Activity
Whatever appears in the data below, copy it exactly.

Items from a dataset:
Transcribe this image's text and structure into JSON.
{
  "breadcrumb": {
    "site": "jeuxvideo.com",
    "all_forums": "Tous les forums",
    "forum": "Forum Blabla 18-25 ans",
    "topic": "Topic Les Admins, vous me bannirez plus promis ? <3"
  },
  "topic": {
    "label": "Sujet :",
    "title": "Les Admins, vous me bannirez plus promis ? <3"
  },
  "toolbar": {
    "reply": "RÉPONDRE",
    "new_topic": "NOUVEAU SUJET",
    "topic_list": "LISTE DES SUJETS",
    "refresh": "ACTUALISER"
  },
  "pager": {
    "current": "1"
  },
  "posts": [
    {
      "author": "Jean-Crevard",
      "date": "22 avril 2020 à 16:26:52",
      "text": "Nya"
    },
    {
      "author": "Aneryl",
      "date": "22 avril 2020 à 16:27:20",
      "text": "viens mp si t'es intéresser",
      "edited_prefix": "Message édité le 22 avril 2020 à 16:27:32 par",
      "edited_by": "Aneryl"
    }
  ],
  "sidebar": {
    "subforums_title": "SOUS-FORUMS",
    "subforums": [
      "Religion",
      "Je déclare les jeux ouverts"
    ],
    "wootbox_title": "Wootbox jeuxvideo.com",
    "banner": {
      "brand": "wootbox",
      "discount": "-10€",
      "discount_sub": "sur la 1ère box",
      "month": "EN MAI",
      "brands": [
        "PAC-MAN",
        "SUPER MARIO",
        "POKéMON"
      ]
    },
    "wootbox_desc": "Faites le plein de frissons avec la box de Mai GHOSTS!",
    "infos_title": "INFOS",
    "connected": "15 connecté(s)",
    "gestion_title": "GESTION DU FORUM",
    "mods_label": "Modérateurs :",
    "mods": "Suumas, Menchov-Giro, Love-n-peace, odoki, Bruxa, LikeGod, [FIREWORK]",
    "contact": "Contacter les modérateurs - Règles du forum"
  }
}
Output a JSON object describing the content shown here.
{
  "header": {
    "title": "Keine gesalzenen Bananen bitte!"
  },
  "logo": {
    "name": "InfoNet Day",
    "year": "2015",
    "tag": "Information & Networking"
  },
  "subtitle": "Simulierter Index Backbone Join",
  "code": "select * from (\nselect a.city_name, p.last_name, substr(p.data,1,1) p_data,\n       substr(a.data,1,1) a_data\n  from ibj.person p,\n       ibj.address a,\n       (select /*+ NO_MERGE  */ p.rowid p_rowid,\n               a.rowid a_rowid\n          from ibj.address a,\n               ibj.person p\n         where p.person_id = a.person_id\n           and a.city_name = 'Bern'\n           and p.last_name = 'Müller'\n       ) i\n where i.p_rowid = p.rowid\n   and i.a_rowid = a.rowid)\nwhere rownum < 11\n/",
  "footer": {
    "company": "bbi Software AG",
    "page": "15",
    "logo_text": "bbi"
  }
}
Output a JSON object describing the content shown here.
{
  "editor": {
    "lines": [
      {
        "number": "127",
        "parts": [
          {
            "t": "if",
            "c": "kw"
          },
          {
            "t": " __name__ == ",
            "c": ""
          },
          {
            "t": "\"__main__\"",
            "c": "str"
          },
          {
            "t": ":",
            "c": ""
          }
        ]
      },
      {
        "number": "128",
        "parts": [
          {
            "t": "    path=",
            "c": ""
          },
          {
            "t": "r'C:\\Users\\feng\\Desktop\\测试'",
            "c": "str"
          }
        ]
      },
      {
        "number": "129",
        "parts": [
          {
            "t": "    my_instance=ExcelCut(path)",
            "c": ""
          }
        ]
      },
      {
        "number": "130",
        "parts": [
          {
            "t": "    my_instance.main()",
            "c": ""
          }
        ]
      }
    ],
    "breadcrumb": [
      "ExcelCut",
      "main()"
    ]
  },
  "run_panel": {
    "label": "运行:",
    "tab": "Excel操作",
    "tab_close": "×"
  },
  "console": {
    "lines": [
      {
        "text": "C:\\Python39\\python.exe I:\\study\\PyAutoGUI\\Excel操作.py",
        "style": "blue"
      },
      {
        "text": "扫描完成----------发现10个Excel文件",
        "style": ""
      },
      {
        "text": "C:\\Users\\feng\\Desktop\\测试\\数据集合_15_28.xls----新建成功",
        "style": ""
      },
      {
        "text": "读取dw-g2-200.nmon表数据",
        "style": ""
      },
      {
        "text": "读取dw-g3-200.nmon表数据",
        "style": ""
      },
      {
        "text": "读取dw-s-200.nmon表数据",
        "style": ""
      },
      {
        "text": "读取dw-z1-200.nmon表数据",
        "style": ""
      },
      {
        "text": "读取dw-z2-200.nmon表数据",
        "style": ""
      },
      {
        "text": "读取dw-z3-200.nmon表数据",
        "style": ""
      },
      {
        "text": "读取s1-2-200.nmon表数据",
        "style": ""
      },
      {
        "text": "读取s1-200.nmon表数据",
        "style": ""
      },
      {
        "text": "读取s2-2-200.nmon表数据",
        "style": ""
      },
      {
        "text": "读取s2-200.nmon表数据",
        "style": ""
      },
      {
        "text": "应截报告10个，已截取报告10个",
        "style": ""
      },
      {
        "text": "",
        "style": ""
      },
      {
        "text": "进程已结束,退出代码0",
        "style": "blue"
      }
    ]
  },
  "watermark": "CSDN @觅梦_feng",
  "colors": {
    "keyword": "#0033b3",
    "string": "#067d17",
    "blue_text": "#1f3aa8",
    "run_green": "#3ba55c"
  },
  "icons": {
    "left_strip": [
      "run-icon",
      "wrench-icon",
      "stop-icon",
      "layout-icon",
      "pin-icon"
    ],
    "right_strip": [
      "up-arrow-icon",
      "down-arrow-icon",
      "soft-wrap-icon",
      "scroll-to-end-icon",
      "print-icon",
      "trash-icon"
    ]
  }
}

Solution to this task
Transcribe this image's text and structure into JSON.
{
  "breadcrumb": {
    "site": "jeuxvideo.com",
    "all_forums": "Tous les forums",
    "forum": "Forum Blabla 18-25 ans",
    "topic": "Topic Les Admins, vous me bannirez plus promis ? <3"
  },
  "topic": {
    "label": "Sujet :",
    "title": "Les Admins, vous me bannirez plus promis ? <3"
  },
  "toolbar": {
    "reply": "RÉPONDRE",
    "new_topic": "NOUVEAU SUJET",
    "topic_list": "LISTE DES SUJETS",
    "refresh": "ACTUALISER"
  },
  "pager": {
    "current": "1"
  },
  "posts": [
    {
      "author": "Jean-Crevard",
      "date": "22 avril 2020 à 16:26:52",
      "text": "Nya"
    },
    {
      "author": "Aneryl",
      "date": "22 avril 2020 à 16:27:20",
      "text": "viens mp si t'es intéresser",
      "edited_prefix": "Message édité le 22 avril 2020 à 16:27:32 par",
      "edited_by": "Aneryl"
    }
  ],
  "sidebar": {
    "subforums_title": "SOUS-FORUMS",
    "subforums": [
      "Religion",
      "Je déclare les jeux ouverts"
    ],
    "wootbox_title": "Wootbox jeuxvideo.com",
    "banner": {
      "brand": "wootbox",
      "discount": "-10€",
      "discount_sub": "sur la 1ère box",
      "month": "EN MAI",
      "brands": [
        "PAC-MAN",
        "SUPER MARIO",
        "POKéMON"
      ]
    },
    "wootbox_desc": "Faites le plein de frissons avec la box de Mai GHOSTS!",
    "infos_title": "INFOS",
    "connected": "15 connecté(s)",
    "gestion_title": "GESTION DU FORUM",
    "mods_label": "Modérateurs :",
    "mods": "Suumas, Menchov-Giro, Love-n-peace, odoki, Bruxa, LikeGod, [FIREWORK]",
    "contact": "Contacter les modérateurs - Règles du forum"
  }
}
Output a JSON object describing the content shown here.
{
  "header": {
    "title": "Keine gesalzenen Bananen bitte!"
  },
  "logo": {
    "name": "InfoNet Day",
    "year": "2015",
    "tag": "Information & Networking"
  },
  "subtitle": "Simulierter Index Backbone Join",
  "code": "select * from (\nselect a.city_name, p.last_name, substr(p.data,1,1) p_data,\n       substr(a.data,1,1) a_data\n  from ibj.person p,\n       ibj.address a,\n       (select /*+ NO_MERGE  */ p.rowid p_rowid,\n               a.rowid a_rowid\n          from ibj.address a,\n               ibj.person p\n         where p.person_id = a.person_id\n           and a.city_name = 'Bern'\n           and p.last_name = 'Müller'\n       ) i\n where i.p_rowid = p.rowid\n   and i.a_rowid = a.rowid)\nwhere rownum < 11\n/",
  "footer": {
    "company": "bbi Software AG",
    "page": "15",
    "logo_text": "bbi"
  }
}
Output a JSON object describing the content shown here.
{
  "editor": {
    "lines": [
      {
        "number": "127",
        "parts": [
          {
            "t": "if",
            "c": "kw"
          },
          {
            "t": " __name__ == ",
            "c": ""
          },
          {
            "t": "\"__main__\"",
            "c": "str"
          },
          {
            "t": ":",
            "c": ""
          }
        ]
      },
      {
        "number": "128",
        "parts": [
          {
            "t": "    path=",
            "c": ""
          },
          {
            "t": "r'C:\\Users\\feng\\Desktop\\测试'",
            "c": "str"
          }
        ]
      },
      {
        "number": "129",
        "parts": [
          {
            "t": "    my_instance=ExcelCut(path)",
            "c": ""
          }
        ]
      },
      {
        "number": "130",
        "parts": [
          {
            "t": "    my_instance.main()",
            "c": ""
          }
        ]
      }
    ],
    "breadcrumb": [
      "ExcelCut",
      "main()"
    ]
  },
  "run_panel": {
    "label": "运行:",
    "tab": "Excel操作",
    "tab_close": "×"
  },
  "console": {
    "lines": [
      {
        "text": "C:\\Python39\\python.exe I:\\study\\PyAutoGUI\\Excel操作.py",
        "style": "blue"
      },
      {
        "text": "扫描完成----------发现10个Excel文件",
        "style": ""
      },
      {
        "text": "C:\\Users\\feng\\Desktop\\测试\\数据集合_15_28.xls----新建成功",
        "style": ""
      },
      {
        "text": "读取dw-g2-200.nmon表数据",
        "style": ""
      },
      {
        "text": "读取dw-g3-200.nmon表数据",
        "style": ""
      },
      {
        "text": "读取dw-s-200.nmon表数据",
        "style": ""
      },
      {
        "text": "读取dw-z1-200.nmon表数据",
        "style": ""
      },
      {
        "text": "读取dw-z2-200.nmon表数据",
        "style": ""
      },
      {
        "text": "读取dw-z3-200.nmon表数据",
        "style": ""
      },
      {
        "text": "读取s1-2-200.nmon表数据",
        "style": ""
      },
      {
        "text": "读取s1-200.nmon表数据",
        "style": ""
      },
      {
        "text": "读取s2-2-200.nmon表数据",
        "style": ""
      },
      {
        "text": "读取s2-200.nmon表数据",
        "style": ""
      },
      {
        "text": "应截报告10个，已截取报告10个",
        "style": ""
      },
      {
        "text": "",
        "style": ""
      },
      {
        "text": "进程已结束,退出代码0",
        "style": "blue"
      }
    ]
  },
  "watermark": "CSDN @觅梦_feng",
  "colors": {
    "keyword": "#0033b3",
    "string": "#067d17",
    "blue_text": "#1f3aa8",
    "run_green": "#3ba55c"
  },
  "icons": {
    "left_strip": [
      "run-icon",
      "wrench-icon",
      "stop-icon",
      "layout-icon",
      "pin-icon"
    ],
    "right_strip": [
      "up-arrow-icon",
      "down-arrow-icon",
      "soft-wrap-icon",
      "scroll-to-end-icon",
      "print-icon",
      "trash-icon"
    ]
  }
}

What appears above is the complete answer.